Icons of the Century
The red hair, the giant eyes, the rubber face: Those were the physical tools that Lucille Ball used to ply her comic craft so expertly. In the process of trying to make viewers laugh, she also stole their hearts.
When she died in 1989 at 78, the White House issued a statement noting that “no television program in history was better-named than ‘I Love Lucy.’ … She was Lucy, and she was loved.”

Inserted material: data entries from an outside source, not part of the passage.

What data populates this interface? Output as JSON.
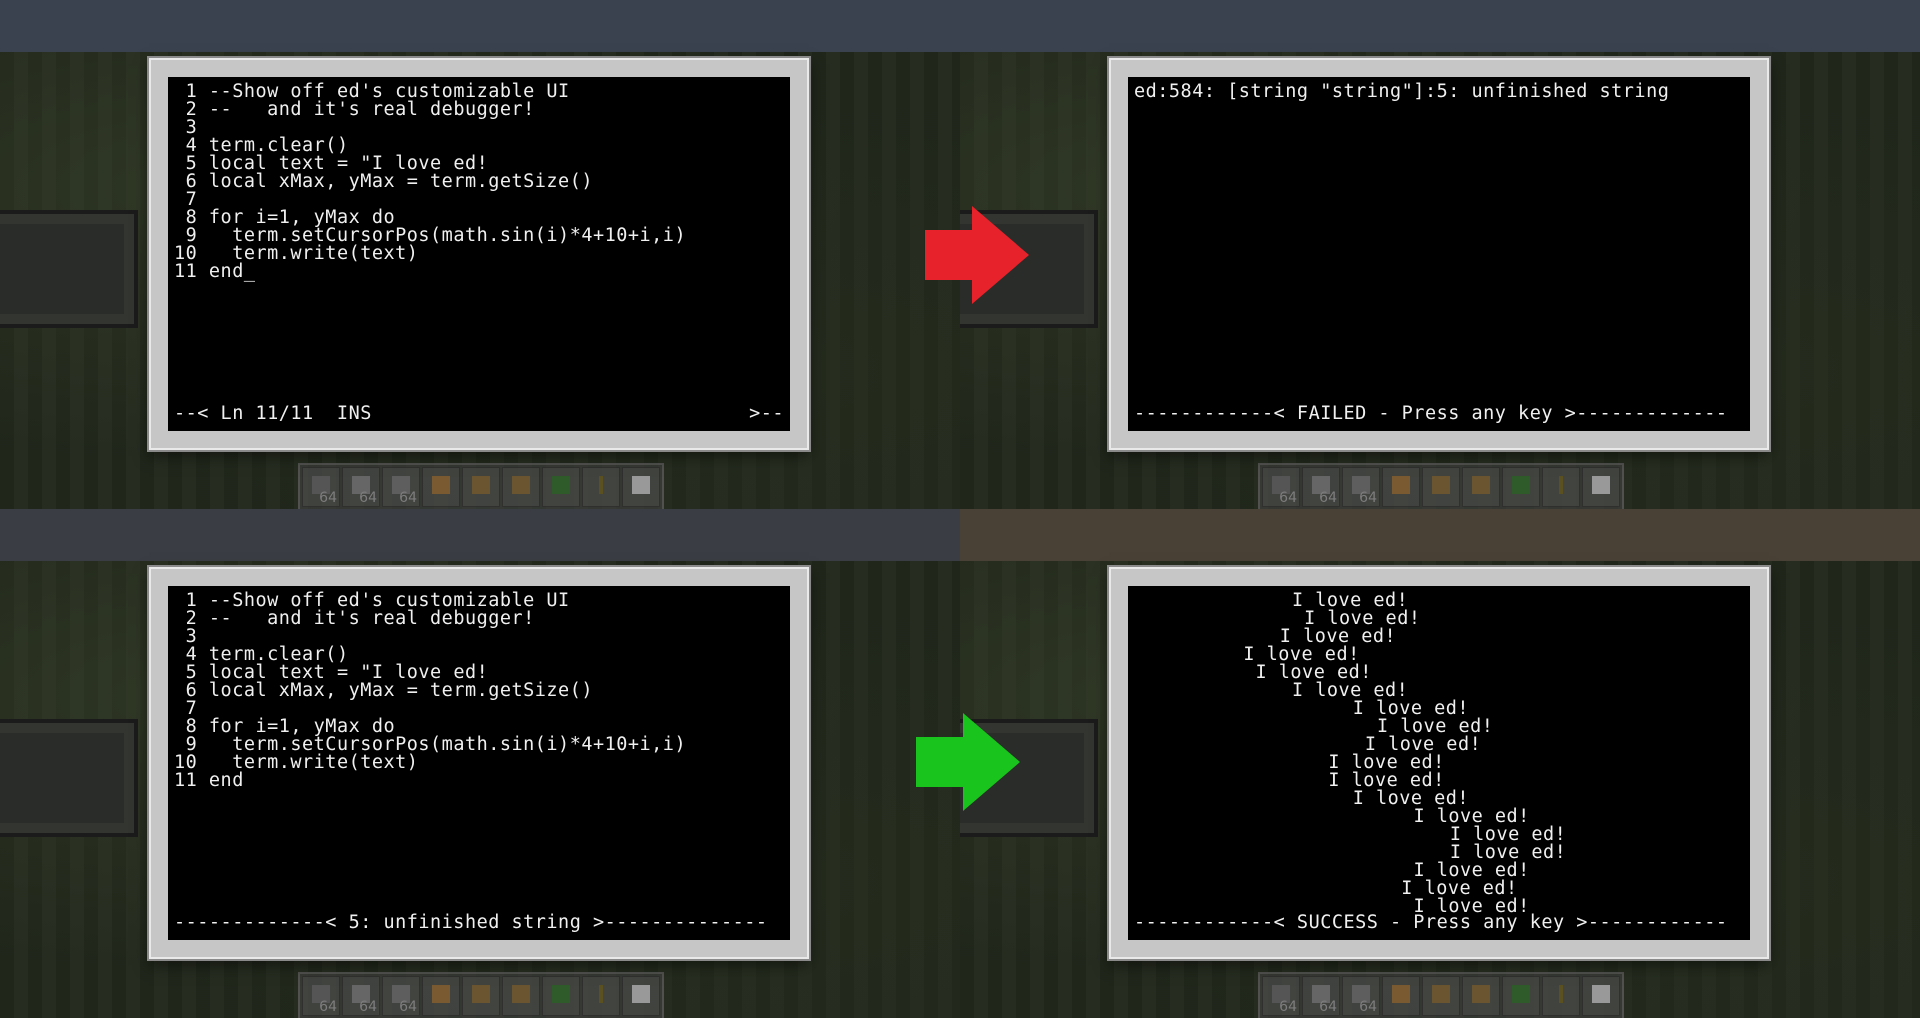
{
  "editor": {
    "lines": [
      {
        "num": " 1",
        "code": "--Show off ed's customizable UI"
      },
      {
        "num": " 2",
        "code": "--   and it's real debugger!"
      },
      {
        "num": " 3",
        "code": ""
      },
      {
        "num": " 4",
        "code": "term.clear()"
      },
      {
        "num": " 5",
        "code": "local text = \"I love ed!"
      },
      {
        "num": " 6",
        "code": "local xMax, yMax = term.getSize()"
      },
      {
        "num": " 7",
        "code": ""
      },
      {
        "num": " 8",
        "code": "for i=1, yMax do"
      },
      {
        "num": " 9",
        "code": "  term.setCursorPos(math.sin(i)*4+10+i,i)"
      },
      {
        "num": "10",
        "code": "  term.write(text)"
      },
      {
        "num": "11",
        "code": "end_"
      }
    ],
    "status_left": "--< Ln 11/11  INS",
    "status_right": ">--"
  },
  "failed": {
    "error_line": "ed:584: [string \"string\"]:5: unfinished string",
    "status": "------------< FAILED - Press any key >-------------"
  },
  "debug": {
    "last_line_code": "end",
    "status": "-------------< 5: unfinished string >--------------"
  },
  "success": {
    "output_text": "I love ed!",
    "status": "------------< SUCCESS - Press any key >------------"
  },
  "hotbar": {
    "counts": [
      "64",
      "64",
      "64"
    ]
  },
  "arrows": {
    "fail_color": "#e8222a",
    "success_color": "#19c41c"
  }
}
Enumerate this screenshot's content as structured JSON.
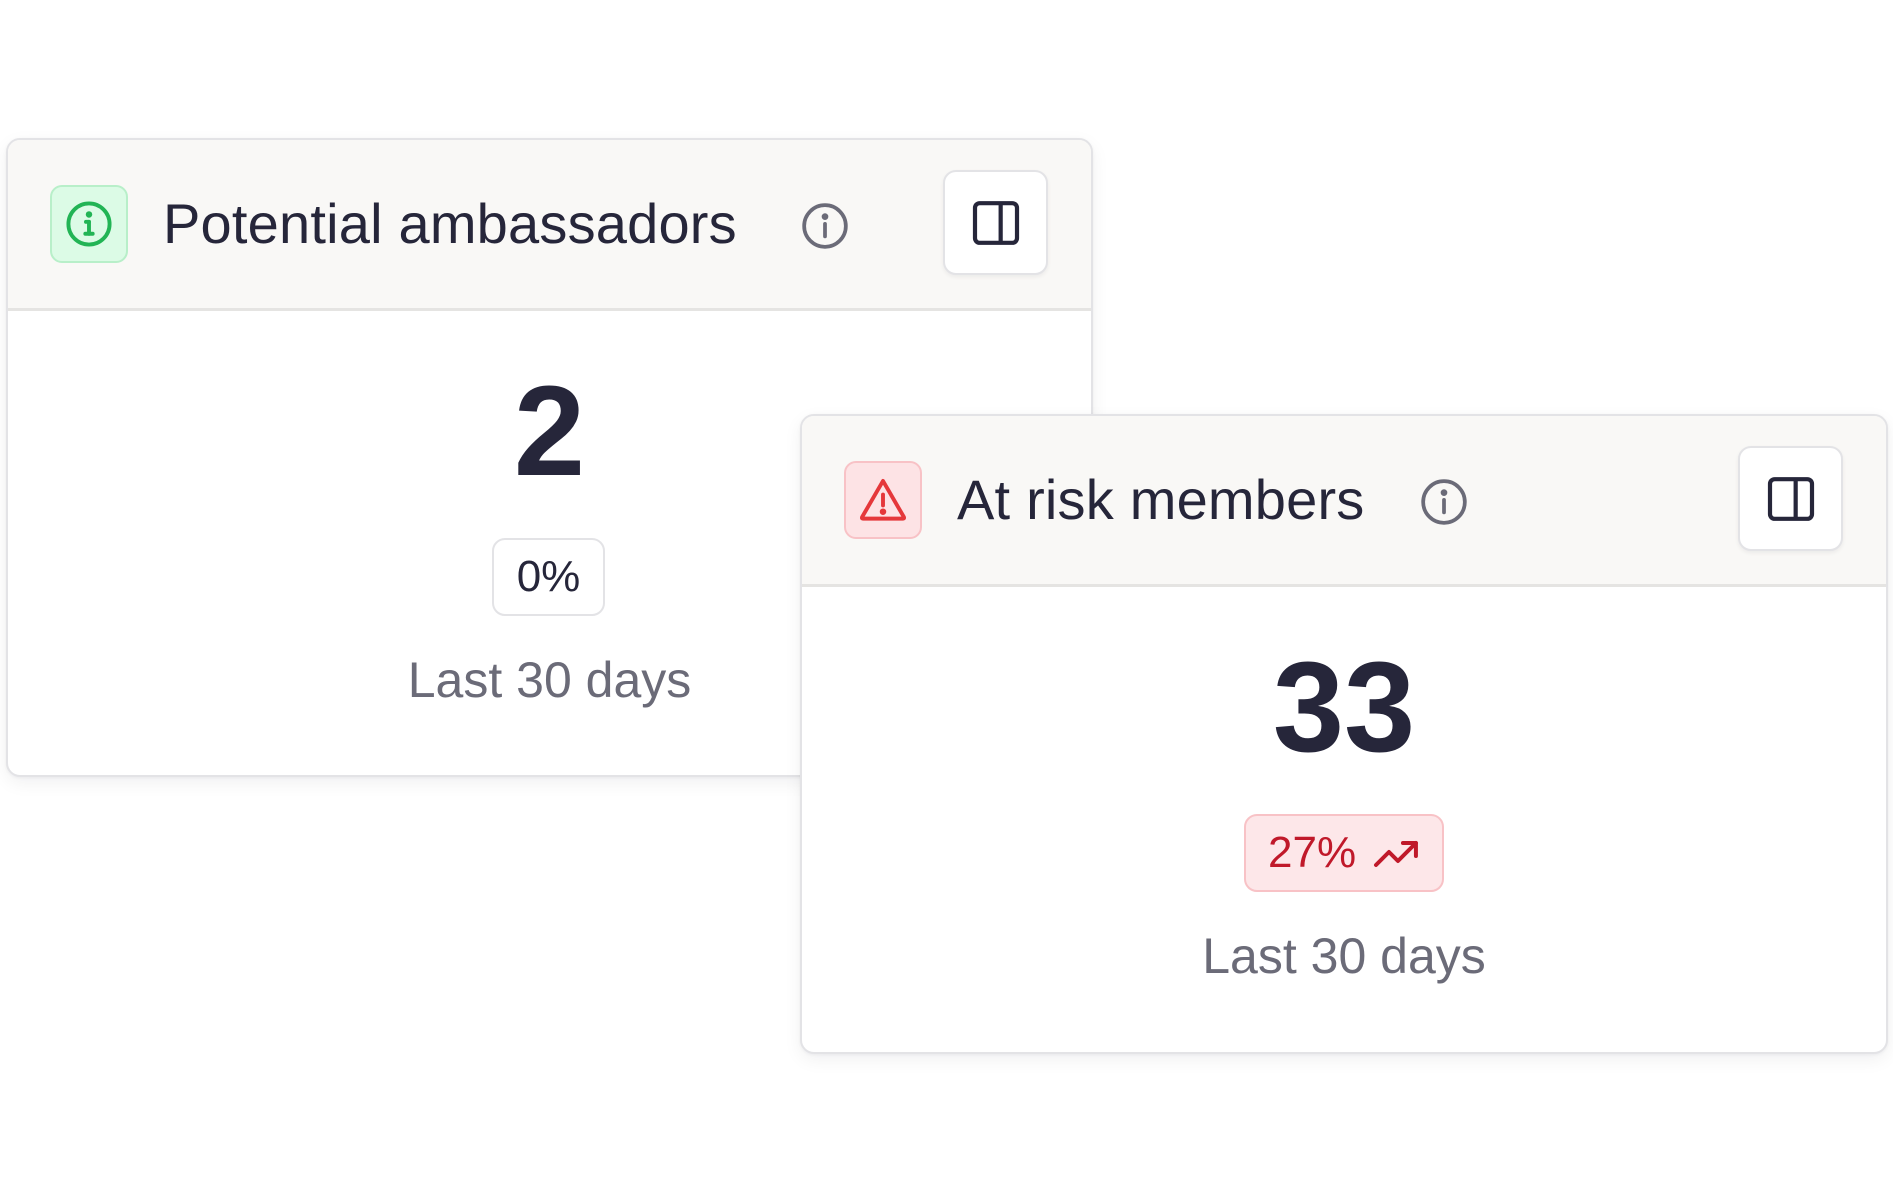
{
  "colors": {
    "positive_accent": "#22b455",
    "positive_bg": "#dcfbe6",
    "danger_accent": "#e5383b",
    "danger_bg": "#fde3e5",
    "trend_up_bad_text": "#c0192a"
  },
  "cards": [
    {
      "title": "Potential ambassadors",
      "status_icon": "info-circle-icon",
      "value": "2",
      "change": "0%",
      "change_trend": "neutral",
      "period": "Last 30 days",
      "action_icon": "sidebar-panel-icon"
    },
    {
      "title": "At risk members",
      "status_icon": "warning-triangle-icon",
      "value": "33",
      "change": "27%",
      "change_trend": "up",
      "change_trend_icon": "trending-up-icon",
      "period": "Last 30 days",
      "action_icon": "sidebar-panel-icon"
    }
  ]
}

The depth of feeling for Ball spoke to the power of the medium she helped popularize. Thanks to television, viewers around the world would form an intimate bond with the comedienne, thinking of her not as a star like Bogart or Bacall but as a part of their extended family who dropped by on Monday nights. It’s no surprise that the episode including the birth of her small-screen son was seen by more Americans than Ike’s inauguration.
But at first she had to fight CBS, who didn’t want anything to do with Desi — the Desi that became one of the top straight men ever to roll his eyes on TV. To prove that the audience would accept them as a couple, Lucy and Desi created a vaudeville act and toured with it. It got rave reviews — “a socko new act,” said Variety — and CBS gave in.
Beyond sitcom stardom, the former Goldwyn Girl from Jamestown, N.Y., was the first woman to run a major TV studio, Desilu Prods., in the process giving birth to everything from “The Dick Van Dyke Show” to “Star Trek.” She starred in three more comedies for CBS, but “I Love Lucy” was all she needed to cement her status as a legend.